But now the developer wants to put windows in the building or maybe even sell it altogether and is offering the artist a minimal sum, accordng to the Detroit Free Press. Katherine Gibbs, the artist who made "The Illuminated Mural" is fighting to protect her work under the Visual Arts Rights Act of 1990, which safeguards works from "distortion, mutilation, or other modification ... which would be prejudicial to [the artist's] honor or reputation." Will she succeed?

Sampling the Cannabis: Alaska to Allow Pot Cafes

Americans in search of a legal high used to fly to Amsterdam for its pot cafes. Now, with marijuana legalization and decriminalization spreading across the country, that is less necessary.

But many states still have limitations on the canna-biz, allowing medical marijuana sales only to people with a prescription, or no legal pot at all. And none have done what Alaska has, which is pass a law that allows public consumption in a civilized setting, like a cafe.

We've all had that dream -- you know, the one where you think you're getting your last 40 bucks from the ATM, only the balance on your receipt has few more digits and commas than you expected. And that little yellow card from Monopoly flashes before your eyes: BANK ERROR IN YOUR FAVOR.

Now imagine the nightmare version of that, where all those digits are in red, and you owe the bank trillions. Not as fun, right? But that's what happened to some First Hawaiian Bank customers, who woke up Tuesday morning trillions of dollars in debt.

Town of Swett for Sale for a Sweet Quarter Million

If San Francisco and New York rents are getting you down there is a town for you. It's affordable. There is plenty of open space. And it is for sale, according to the Rapid City Journal.

Swett, South Dakota is on the market for a cool quarter million dollars right now. It is 6 acres and has a single house and a bar. In light of real estate prices elsewhere, Swett is a steal.

Florida Manager Terminates 13 Workers via Group Text

A Florida restaurant manager took communication to a new low when he fired 13 employees at once via text last week. "[W]e have decided to move on without you. We appreciate the opportunity to work with you and all of your hard work," the text stated, according to United Press International.

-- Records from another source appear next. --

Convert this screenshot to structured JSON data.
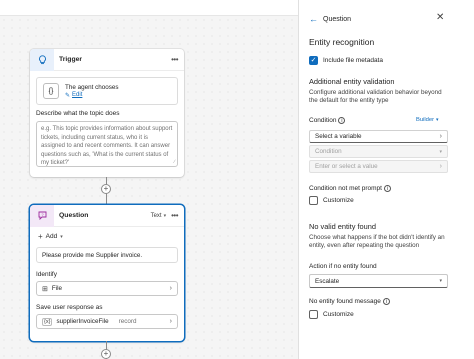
{
  "canvas": {
    "trigger": {
      "title": "Trigger",
      "card_title": "The agent chooses",
      "card_edit": "Edit",
      "desc_label": "Describe what the topic does",
      "desc_placeholder": "e.g. This topic provides information about support tickets, including current status, who it is assigned to and recent comments. It can answer questions such as, 'What is the current status of my ticket?'"
    },
    "question": {
      "title": "Question",
      "type_label": "Text",
      "add_label": "Add",
      "message": "Please provide me Supplier invoice.",
      "identify_label": "Identify",
      "identify_value": "File",
      "save_label": "Save user response as",
      "variable_name": "supplierInvoiceFile",
      "variable_type": "record"
    }
  },
  "panel": {
    "back_label": "Question",
    "title": "Entity recognition",
    "include_metadata_label": "Include file metadata",
    "include_metadata_checked": true,
    "validation_title": "Additional entity validation",
    "validation_desc": "Configure additional validation behavior beyond the default for the entity type",
    "condition_label": "Condition",
    "builder_label": "Builder",
    "select_variable": "Select a variable",
    "condition_placeholder": "Condition",
    "value_placeholder": "Enter or select a value",
    "not_met_label": "Condition not met prompt",
    "not_met_customize": "Customize",
    "no_valid_title": "No valid entity found",
    "no_valid_desc": "Choose what happens if the bot didn't identify an entity, even after repeating the question",
    "action_label": "Action if no entity found",
    "action_value": "Escalate",
    "no_entity_msg_label": "No entity found message",
    "no_entity_customize": "Customize"
  },
  "colors": {
    "accent": "#0f6cbd",
    "trigger_icon_bg": "#e8f0fb",
    "question_icon_bg": "#f3e8f7",
    "question_border": "#0f6cbd"
  }
}
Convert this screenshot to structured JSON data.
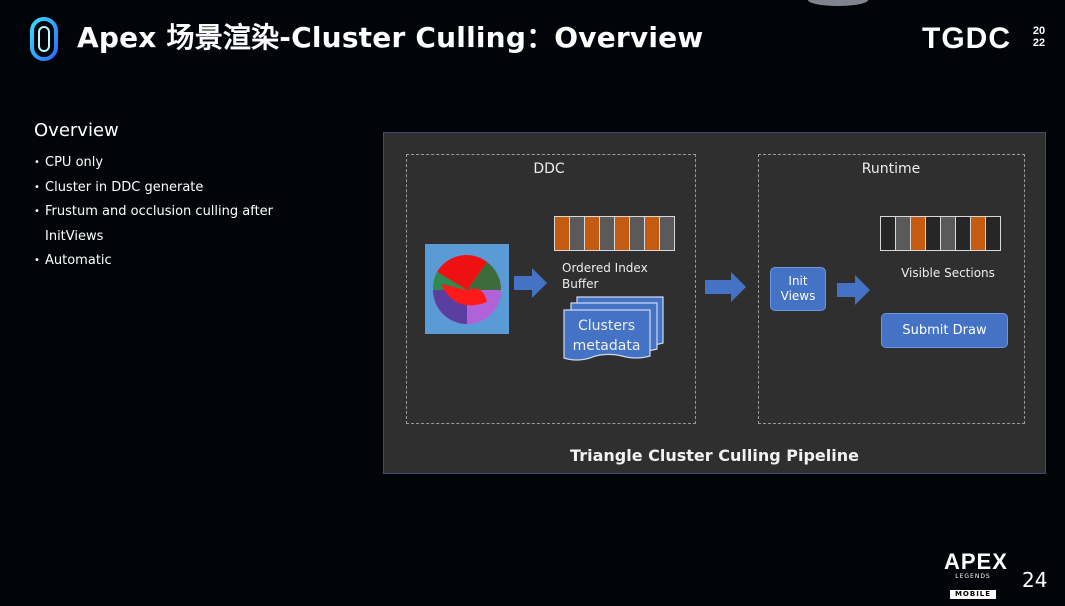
{
  "header": {
    "title": "Apex 场景渲染-Cluster Culling：Overview",
    "brand": "TGDC",
    "year_top": "20",
    "year_bottom": "22"
  },
  "overview": {
    "heading": "Overview",
    "bullets": [
      "CPU only",
      "Cluster in DDC generate",
      "Frustum and occlusion culling after InitViews",
      "Automatic"
    ]
  },
  "diagram": {
    "ddc_label": "DDC",
    "runtime_label": "Runtime",
    "ordered_index_label": "Ordered Index Buffer",
    "clusters_metadata_label": "Clusters metadata",
    "init_views_label": "Init Views",
    "visible_sections_label": "Visible Sections",
    "submit_draw_label": "Submit Draw",
    "caption": "Triangle Cluster Culling Pipeline",
    "index_buffer_cells": [
      "orange",
      "gray",
      "orange",
      "gray",
      "orange",
      "gray",
      "orange",
      "gray"
    ],
    "visible_sections_cells": [
      "dark",
      "gray",
      "orange",
      "dark",
      "gray",
      "dark",
      "orange",
      "dark"
    ],
    "colors": {
      "orange": "#c55a11",
      "gray": "#5a5a5a",
      "dark": "#262626",
      "arrow": "#4472c4",
      "button": "#4472c4"
    }
  },
  "footer": {
    "logo_main": "APEX",
    "logo_sub": "LEGENDS",
    "logo_mobile": "MOBILE",
    "page_number": "24"
  }
}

The servers from Lilly's on the Lake in Clermont, Florida were shocked when they got the text last Friday. They told reporters that they expected an individual discussion and an explanation of the terminations. But from a legal standpoint, management needed no reason to fire them.

Dog Swallows BBQ Skewer, Wins Hambone Award for Quirkiest Pet Injury

The Nationwide Hambone Award for most unusual American pet insurance claim went to a 5-year-old boxer who swallowed a barbeque skewer. Every year the award is given to a pet in the US who has survived a bizarre injury, Nationwide Insurance reported.

Contestants are chosen by the insurance company's employees every month, and once a year, the top twelve weirdest claims are voted on nationally. According to Nationwide, the awards began when the company noticed that pet insurance claims were unusually quirky. "These claims had bizarre tales that exemplified the inspiring strengths of our pets and the harrowing actions of our members and their trusted veterinarians," the company said in a statement.

Vegetarians Save $200 on Rent, per Landlord's Advertisement

Jinesh Varia is renting out a luxury three-bedroom townhouse with Jacuzzi, fireplace, and backyard. If you prefer veggie burgers and think meat is murder, he'll give you a deal.

A landlord in Bethel, Washington, Varia is offering a rental discount to vegans and vegetarians. He wants to encourage environmental activism and start a trend by knocking $200 off the rent for non-carnivores. But is that legal?